The second brick missing from the wall is incentives. Increased market demand has certainly helped reduce the cost of sustainable building materials in recent years. But the price differential between the latest in solar panel roof shingles and traditional clay tiling is still substantial, at least in the immediate term. Other financial carrots, such as tax breaks or reduced insurance premiums, are also in short supply.

“The only way you are going to get the majority of stakeholders in the building sector to think more actively on green building is to adjust the financial signals,” says Niclas Svenningsen, industry program officer for the United National Environment Program (UNEP).

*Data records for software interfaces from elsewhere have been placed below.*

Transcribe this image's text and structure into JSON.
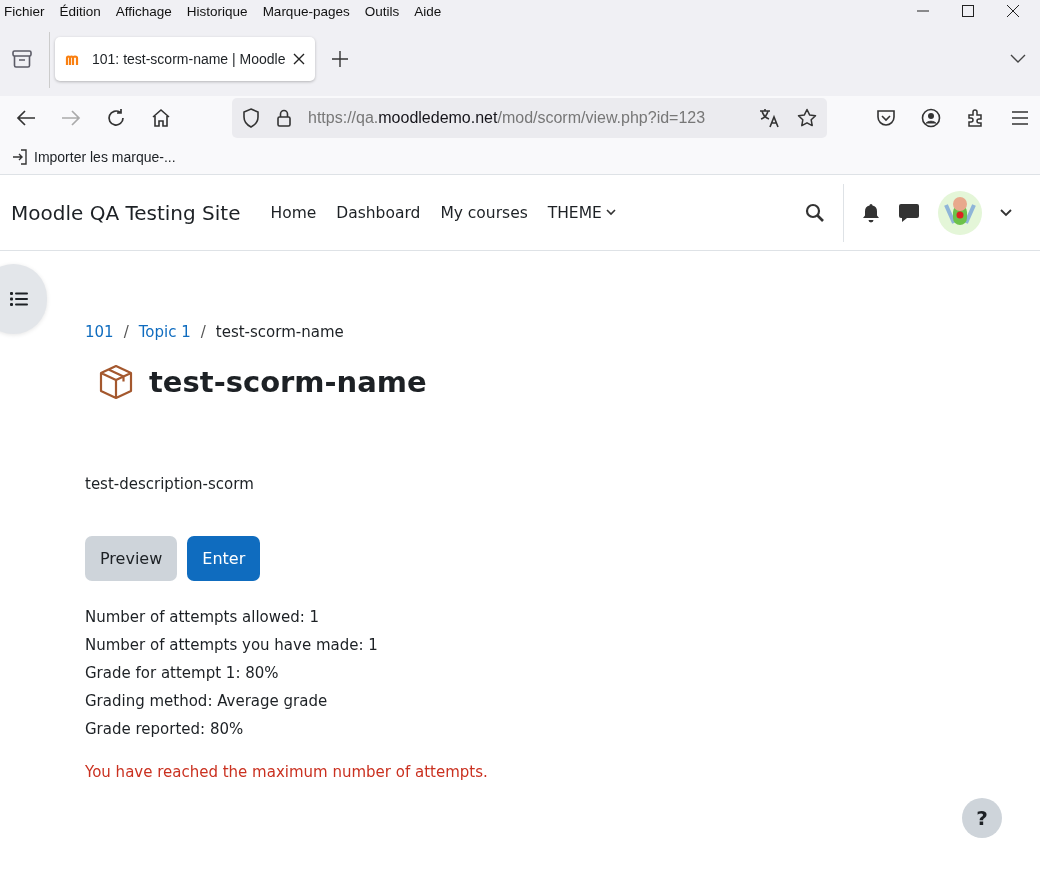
{
  "menu_bar": [
    "Fichier",
    "Édition",
    "Affichage",
    "Historique",
    "Marque-pages",
    "Outils",
    "Aide"
  ],
  "tabs": [
    {
      "title": "101: test-scorm-name | Moodle",
      "selected": true
    }
  ],
  "address_bar": {
    "url_parts": [
      {
        "text": "https://qa.",
        "kind": "dim"
      },
      {
        "text": "moodledemo.net",
        "kind": "domain"
      },
      {
        "text": "/mod/scorm/view.php?id=123",
        "kind": "dim"
      }
    ]
  },
  "bookmarks_bar": [
    "Importer les marque-..."
  ],
  "site": {
    "name": "Moodle QA Testing Site",
    "nav": [
      {
        "label": "Home",
        "has_menu": false
      },
      {
        "label": "Dashboard",
        "has_menu": false
      },
      {
        "label": "My courses",
        "has_menu": false
      },
      {
        "label": "THEME",
        "has_menu": true
      }
    ]
  },
  "breadcrumb": [
    {
      "text": "101",
      "kind": "link"
    },
    {
      "separator": "/",
      "text": "Topic 1",
      "kind": "link"
    },
    {
      "separator": "/",
      "text": "test-scorm-name",
      "kind": "current"
    }
  ],
  "page_title": "test-scorm-name",
  "description": "test-description-scorm",
  "buttons": [
    {
      "label": "Preview",
      "kind": "secondary"
    },
    {
      "label": "Enter",
      "kind": "primary"
    }
  ],
  "attempt_info": [
    "Number of attempts allowed: 1",
    "Number of attempts you have made: 1",
    "Grade for attempt 1: 80%",
    "Grading method: Average grade",
    "Grade reported: 80%"
  ],
  "warning": "You have reached the maximum number of attempts.",
  "help_button": "?"
}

Experts in sustainable building also fret about “life cycle.” Few buildings, even those constructed under the most stringent environmental controls, finish up with a positive green balance sheet. Why? Because tend to overlook the longer-term environmental costs. Given that 80% of a building energy use occurs after the initial construction phase, it is an important oversight.

The decision by the UNEP to step into the fray is therefore a timely one.

The multilateral group has used its convening power to launch a worldwide scheme aimed at plugging the gaps in the sustainable building edifice.

Lafarge, Skanska and Arcelor are among the dozen construction giants that have put their names to the Sustainable Building and Construction Initiative.

Ambitious Goals

The initiative's founding goals are appropriately big for an industry that represents an estimated 110 million direct jobs and hundreds of billions of dollars in annual turnover.

First off, it aims to help resolve the multiple standards problem by establishing “globally recognised baselines” for green building.

Next, it aims to develop tools and strategies to help companies meet those conditions.

Finally, it is planning a number of pilot projects to promote sustainable construction to government agencies, property developers and other key stakeholders.

The first two objectives are ambitious, but achievable. UNEP is looking for a common denominator among existing standards, not the more difficult aim of a universal accreditation scheme. That, it says, can be left to the International Organization for Standardization.

As for tools and strategies, the field of sustainable construction is not devoid of management experience. Companies such as Skanska have been working for a number of years to eliminate environmentally hazardous materials from the construction process. UNEP’s initiative offers the opportunity to pull such learning together.

The harder task will be promoting sustainable construction further afield. Economic short-termism still remains the defining motif of the global construction industry. Other parallel initiatives will no doubt help.

The influential Swiss-based World Business Council for Sustainable Development, for example, has just launched its own three-year project on sustainability in the building sector.

Governments are also responding. Finland, for example, is leading a new taskforce into sustainable construction under the banner of the United Nations. Meanwhile, several U.S. states are following California’s lead in requiring all state building to be environmentally certified.

Momentum is certainly growing. Two high-profile constructions in New York -- the new “7 World Trade Center” building and the “Reflecting Absence” memorial -- are designed to meet top environmental specifications.

This article has been reprinted courtesy of Ethical Corporation. It was first published on June 20, 2006.